We will come back to these kinds of issues in the rest of this series. So, today, I’ll end like I began, i.e., by urging you to learn to pray, “O God, I do not know what to do, but my eyes are on you,” Then tell the Lord, “I will walk toward you, O God, until your victory is complete -- until I, all God’s people, and everything in creation, are aligned with your ways and are perfect as you, O Lord, are perfect.
3千年前的猶大王約沙法這樣禱告的背景是：“摩押人和亞捫人，又有米烏尼人，一同來攻擊約沙法。” 所以約沙法禱告時說，“我們的神啊，我們也不知道怎樣行”—今天，我們也如此做— “我們的眼目單仰望你。”
#1: 耶穌教導我們不要做什麼 – “我告訴你們：你們的義若不勝於文士和法利賽人的義，斷不能進天國 (太 5:20)。”
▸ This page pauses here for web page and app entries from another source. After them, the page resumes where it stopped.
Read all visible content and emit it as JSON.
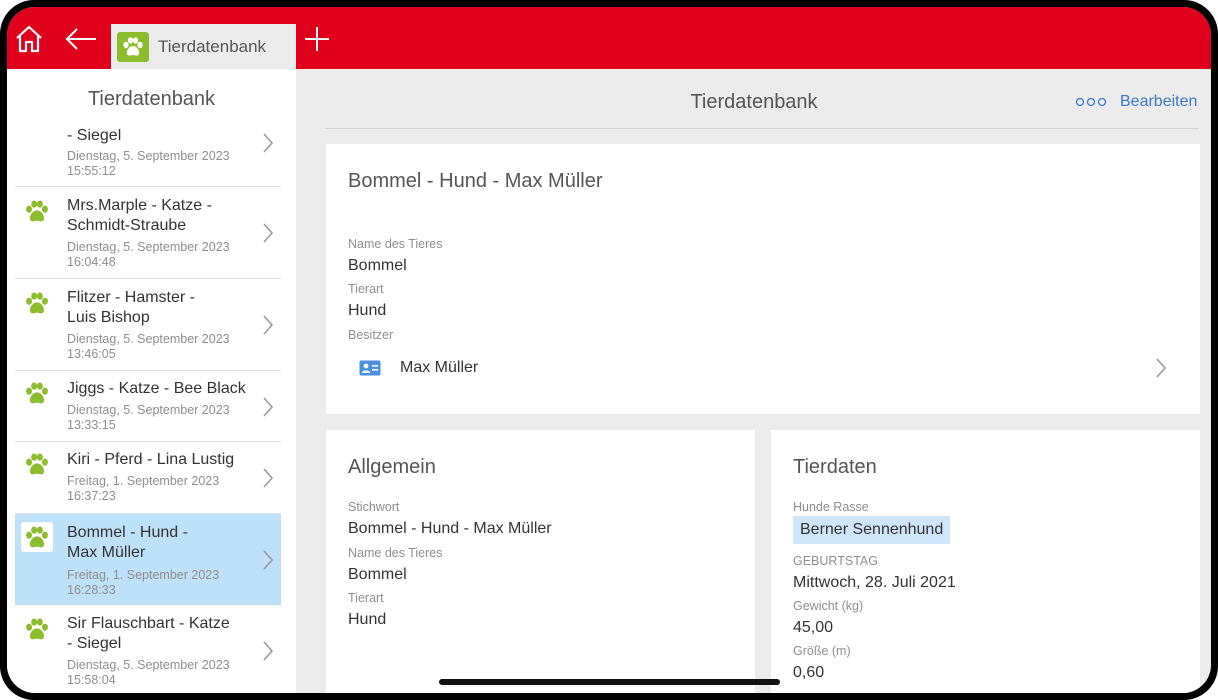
{
  "topbar": {
    "tab_label": "Tierdatenbank",
    "icons": [
      "home-icon",
      "back-arrow-icon",
      "paw-icon",
      "plus-icon"
    ],
    "accent_color": "#e0001b",
    "paw_color": "#8cbd2c"
  },
  "sidebar": {
    "title": "Tierdatenbank",
    "items": [
      {
        "name": "- Siegel",
        "date": "Dienstag, 5. September 2023",
        "time": "15:55:12"
      },
      {
        "name": "Mrs.Marple - Katze -\nSchmidt-Straube",
        "date": "Dienstag, 5. September 2023",
        "time": "16:04:48"
      },
      {
        "name": "Flitzer - Hamster -\nLuis Bishop",
        "date": "Dienstag, 5. September 2023",
        "time": "13:46:05"
      },
      {
        "name": "Jiggs - Katze - Bee Black",
        "date": "Dienstag, 5. September 2023",
        "time": "13:33:15"
      },
      {
        "name": "Kiri - Pferd - Lina Lustig",
        "date": "Freitag, 1. September 2023",
        "time": "16:37:23"
      },
      {
        "name": "Bommel - Hund -\nMax Müller",
        "date": "Freitag, 1. September 2023",
        "time": "16:28:33",
        "selected": true
      },
      {
        "name": "Sir Flauschbart - Katze\n- Siegel",
        "date": "Dienstag, 5. September 2023",
        "time": "15:58:04"
      }
    ]
  },
  "main": {
    "title": "Tierdatenbank",
    "edit_label": "Bearbeiten",
    "header_card": {
      "title": "Bommel - Hund - Max Müller",
      "name_label": "Name des Tieres",
      "name_value": "Bommel",
      "species_label": "Tierart",
      "species_value": "Hund",
      "owner_label": "Besitzer",
      "owner_value": "Max Müller"
    },
    "general_card": {
      "title": "Allgemein",
      "keyword_label": "Stichwort",
      "keyword_value": "Bommel - Hund - Max Müller",
      "name_label": "Name des Tieres",
      "name_value": "Bommel",
      "species_label": "Tierart",
      "species_value": "Hund"
    },
    "data_card": {
      "title": "Tierdaten",
      "breed_label": "Hunde Rasse",
      "breed_value": "Berner Sennenhund",
      "birthday_label": "GEBURTSTAG",
      "birthday_value": "Mittwoch, 28. Juli 2021",
      "weight_label": "Gewicht (kg)",
      "weight_value": "45,00",
      "height_label": "Größe (m)",
      "height_value": "0,60"
    }
  }
}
耶穌在登山寶訓的講道中，提及了我們日常生活的六個領域來教導人們過美好生活，正如上帝造人當初所要的那樣， 也正是我們在2020大齋期的重點強調。今天我想簡單地指出，耶穌藉登山寶訓宣告，上帝賜律法給摩西，要人們知道那種欺淩，淫穢，不誠實以及自義的生活是不能接受的；人無法說“我並沒像許多其他人那樣做真正的壞事，所以我在上帝面前是沒問題的。” 可悲的是，儘管耶穌在登山寶訓中說得已經很清楚了，不少宗教人士們仍是如此行。你聽過一首老歌唱的嗎？“我不喝酒不吸毒，不像有人泡姑娘。”
#2: 耶穌教導我們要做什麼 -- “你們要完全，像你們的天父完全一樣 (太5:48) 。”
#3: 耶穌教導我們如何才是按照神的標準矯正日常生活– “你們聽見有吩咐古人的話說。。。只是我告訴你們。。(太 5:21,27-28,31-32,33-34,38-39,43-44)”
讓我在這裡為你們小結一下，我們是如何從自我關注和自我鼓勁的生活方式轉向上帝為中心和聖靈加能力的生活方式的。我會使用藏頭體（第一個字母組合）的表達方式，希望在順服上帝心意方面，對大家有所幫助，即，“成為對準上帝心意矯正的實踐者（DOER）”。這四個字母分別表達的意思是，發現（Discover）--坦承（Own）--舉目（Eye）--更新（Refresh）, i.e., Discover – Own – Eye – Refresh.
這第三要素是前兩個要素的個人性應用的開始。到此為止，你已經坦承你生命中某些領域需要被赦免，需要改變，而靠你自己的力量你無能為力；你也知道愛與饒恕已經準備好進入你的生命幫助你。你要為裡面的罪悔改，藉著禱告仰望主幫助。這正是馬太福音14章記載的使徒彼得在加利利湖暴風雨中失敗的原因—他將眼目轉離了主；正是希伯來書作者在12：1-2中告訴我們的，“奔那擺在我們前頭的路程， 仰望為我們信心創始成終的耶穌”； 也正是約沙法王在強敵壓境時所說的，“我們的神啊，我們也不知道怎樣行，我們的眼目單仰望你。”
第四步：更新 – 有意識，專注地更新你對上帝的委身。將你的生命完全交托在他手中，甘心樂意做凡他所吩咐的。